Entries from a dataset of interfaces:
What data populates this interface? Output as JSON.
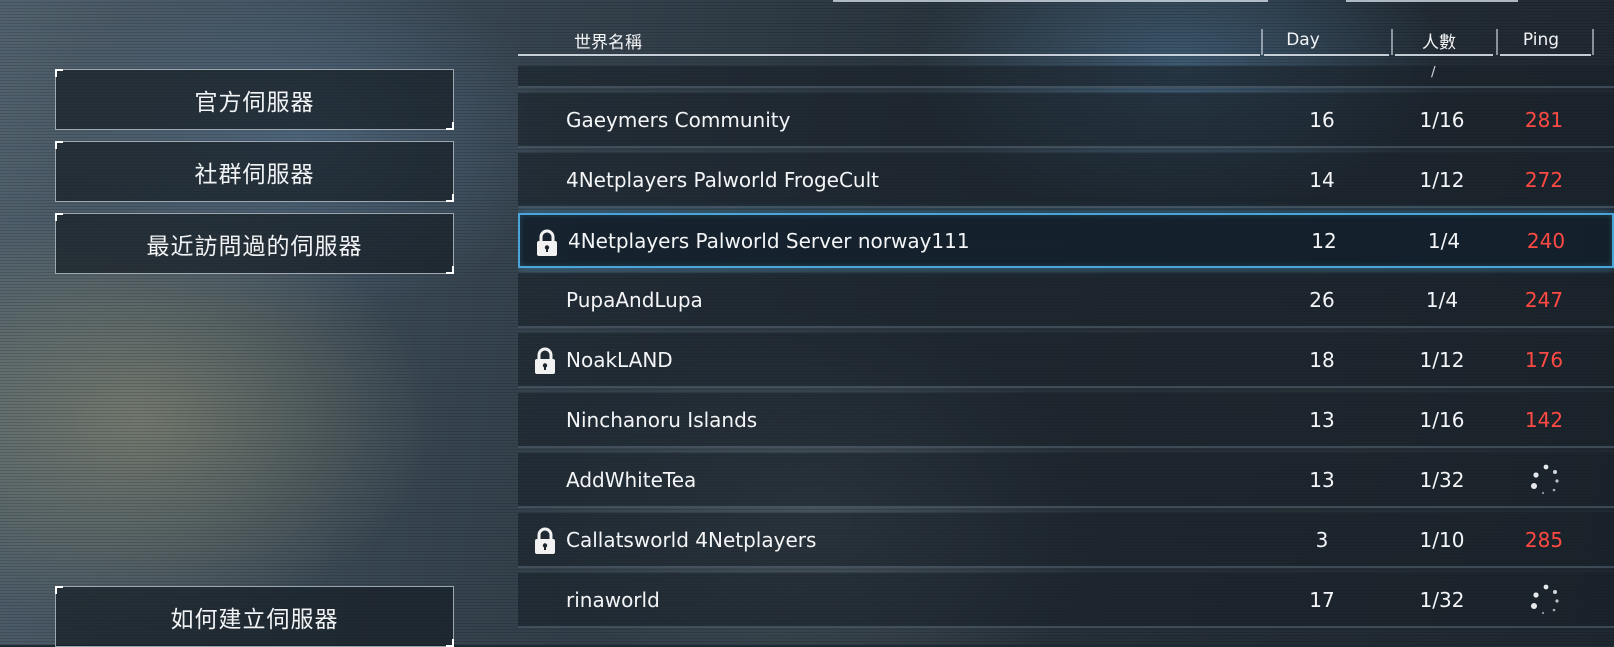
{
  "left_menu": {
    "official": "官方伺服器",
    "community": "社群伺服器",
    "recent": "最近訪問過的伺服器",
    "how_to_create": "如何建立伺服器"
  },
  "table": {
    "headers": {
      "name": "世界名稱",
      "day": "Day",
      "players": "人數",
      "ping": "Ping"
    },
    "partial_row_players": "/",
    "rows": [
      {
        "name": "Gaeymers Community",
        "day": "16",
        "players": "1/16",
        "ping": "281",
        "locked": false,
        "loading": false,
        "selected": false
      },
      {
        "name": "4Netplayers Palworld FrogeCult",
        "day": "14",
        "players": "1/12",
        "ping": "272",
        "locked": false,
        "loading": false,
        "selected": false
      },
      {
        "name": "4Netplayers Palworld Server norway111",
        "day": "12",
        "players": "1/4",
        "ping": "240",
        "locked": true,
        "loading": false,
        "selected": true
      },
      {
        "name": "PupaAndLupa",
        "day": "26",
        "players": "1/4",
        "ping": "247",
        "locked": false,
        "loading": false,
        "selected": false
      },
      {
        "name": "NoakLAND",
        "day": "18",
        "players": "1/12",
        "ping": "176",
        "locked": true,
        "loading": false,
        "selected": false
      },
      {
        "name": "Ninchanoru Islands",
        "day": "13",
        "players": "1/16",
        "ping": "142",
        "locked": false,
        "loading": false,
        "selected": false
      },
      {
        "name": "AddWhiteTea",
        "day": "13",
        "players": "1/32",
        "ping": "",
        "locked": false,
        "loading": true,
        "selected": false
      },
      {
        "name": "Callatsworld 4Netplayers",
        "day": "3",
        "players": "1/10",
        "ping": "285",
        "locked": true,
        "loading": false,
        "selected": false
      },
      {
        "name": "rinaworld",
        "day": "17",
        "players": "1/32",
        "ping": "",
        "locked": false,
        "loading": true,
        "selected": false
      }
    ]
  },
  "colors": {
    "ping_text": "#ff4a44",
    "selection_border": "#4aa6d8"
  },
  "icons": {
    "lock": "lock-icon",
    "loading": "loading-spinner-icon"
  }
}
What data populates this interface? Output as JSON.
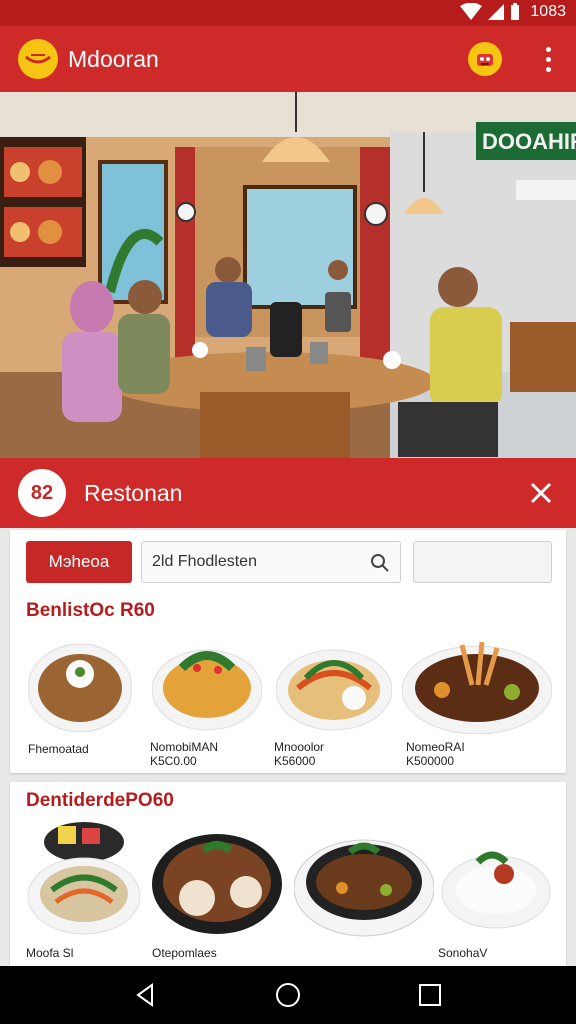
{
  "status_bar": {
    "time": "1083",
    "icons": [
      "wifi-icon",
      "signal-icon",
      "battery-icon"
    ]
  },
  "app_bar": {
    "title": "Mdooran",
    "logo_icon": "logo-icon",
    "cart_icon": "cart-icon",
    "menu_icon": "more-vert-icon"
  },
  "hero": {
    "sign_text": "DOOAHIR"
  },
  "restaurant": {
    "badge": "82",
    "name": "Restonan",
    "close_icon": "close-icon"
  },
  "filter": {
    "chip_label": "Mэheoa",
    "search_value": "2ld Fhodlesten",
    "search_icon": "search-icon"
  },
  "section1": {
    "title": "BenlistOc R60",
    "items": [
      {
        "name": "Fhemoatad",
        "price": ""
      },
      {
        "name": "NomobiMAN",
        "price": "K5C0.00"
      },
      {
        "name": "Mnooolor",
        "price": "K56000"
      },
      {
        "name": "NomeoRAI",
        "price": "K500000"
      }
    ]
  },
  "section2": {
    "title": "DentiderdePO60",
    "items": [
      {
        "name": "Moofa Sl",
        "price": ""
      },
      {
        "name": "Otepomlaes",
        "price": ""
      },
      {
        "name": "",
        "price": ""
      },
      {
        "name": "SonohaV",
        "price": ""
      }
    ]
  },
  "colors": {
    "primary": "#cf2a2a",
    "dark_primary": "#b71c1c",
    "accent": "#f6c511"
  },
  "nav": {
    "back_icon": "back-icon",
    "home_icon": "home-icon",
    "recents_icon": "recents-icon"
  }
}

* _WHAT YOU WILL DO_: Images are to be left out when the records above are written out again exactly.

* _FINISHED TASK_:
What data populates this interface? Output as JSON.
{
  "left_menu": {
    "official": "官方伺服器",
    "community": "社群伺服器",
    "recent": "最近訪問過的伺服器",
    "how_to_create": "如何建立伺服器"
  },
  "table": {
    "headers": {
      "name": "世界名稱",
      "day": "Day",
      "players": "人數",
      "ping": "Ping"
    },
    "partial_row_players": "/",
    "rows": [
      {
        "name": "Gaeymers Community",
        "day": "16",
        "players": "1/16",
        "ping": "281",
        "locked": false,
        "loading": false,
        "selected": false
      },
      {
        "name": "4Netplayers Palworld FrogeCult",
        "day": "14",
        "players": "1/12",
        "ping": "272",
        "locked": false,
        "loading": false,
        "selected": false
      },
      {
        "name": "4Netplayers Palworld Server norway111",
        "day": "12",
        "players": "1/4",
        "ping": "240",
        "locked": true,
        "loading": false,
        "selected": true
      },
      {
        "name": "PupaAndLupa",
        "day": "26",
        "players": "1/4",
        "ping": "247",
        "locked": false,
        "loading": false,
        "selected": false
      },
      {
        "name": "NoakLAND",
        "day": "18",
        "players": "1/12",
        "ping": "176",
        "locked": true,
        "loading": false,
        "selected": false
      },
      {
        "name": "Ninchanoru Islands",
        "day": "13",
        "players": "1/16",
        "ping": "142",
        "locked": false,
        "loading": false,
        "selected": false
      },
      {
        "name": "AddWhiteTea",
        "day": "13",
        "players": "1/32",
        "ping": "",
        "locked": false,
        "loading": true,
        "selected": false
      },
      {
        "name": "Callatsworld 4Netplayers",
        "day": "3",
        "players": "1/10",
        "ping": "285",
        "locked": true,
        "loading": false,
        "selected": false
      },
      {
        "name": "rinaworld",
        "day": "17",
        "players": "1/32",
        "ping": "",
        "locked": false,
        "loading": true,
        "selected": false
      }
    ]
  },
  "colors": {
    "ping_text": "#ff4a44",
    "selection_border": "#4aa6d8"
  },
  "icons": {
    "lock": "lock-icon",
    "loading": "loading-spinner-icon"
  }
}
What data populates this interface? Output as JSON.
{
  "status_bar": {
    "time": "1083",
    "icons": [
      "wifi-icon",
      "signal-icon",
      "battery-icon"
    ]
  },
  "app_bar": {
    "title": "Mdooran",
    "logo_icon": "logo-icon",
    "cart_icon": "cart-icon",
    "menu_icon": "more-vert-icon"
  },
  "hero": {
    "sign_text": "DOOAHIR"
  },
  "restaurant": {
    "badge": "82",
    "name": "Restonan",
    "close_icon": "close-icon"
  },
  "filter": {
    "chip_label": "Mэheoa",
    "search_value": "2ld Fhodlesten",
    "search_icon": "search-icon"
  },
  "section1": {
    "title": "BenlistOc R60",
    "items": [
      {
        "name": "Fhemoatad",
        "price": ""
      },
      {
        "name": "NomobiMAN",
        "price": "K5C0.00"
      },
      {
        "name": "Mnooolor",
        "price": "K56000"
      },
      {
        "name": "NomeoRAI",
        "price": "K500000"
      }
    ]
  },
  "section2": {
    "title": "DentiderdePO60",
    "items": [
      {
        "name": "Moofa Sl",
        "price": ""
      },
      {
        "name": "Otepomlaes",
        "price": ""
      },
      {
        "name": "",
        "price": ""
      },
      {
        "name": "SonohaV",
        "price": ""
      }
    ]
  },
  "colors": {
    "primary": "#cf2a2a",
    "dark_primary": "#b71c1c",
    "accent": "#f6c511"
  },
  "nav": {
    "back_icon": "back-icon",
    "home_icon": "home-icon",
    "recents_icon": "recents-icon"
  }
}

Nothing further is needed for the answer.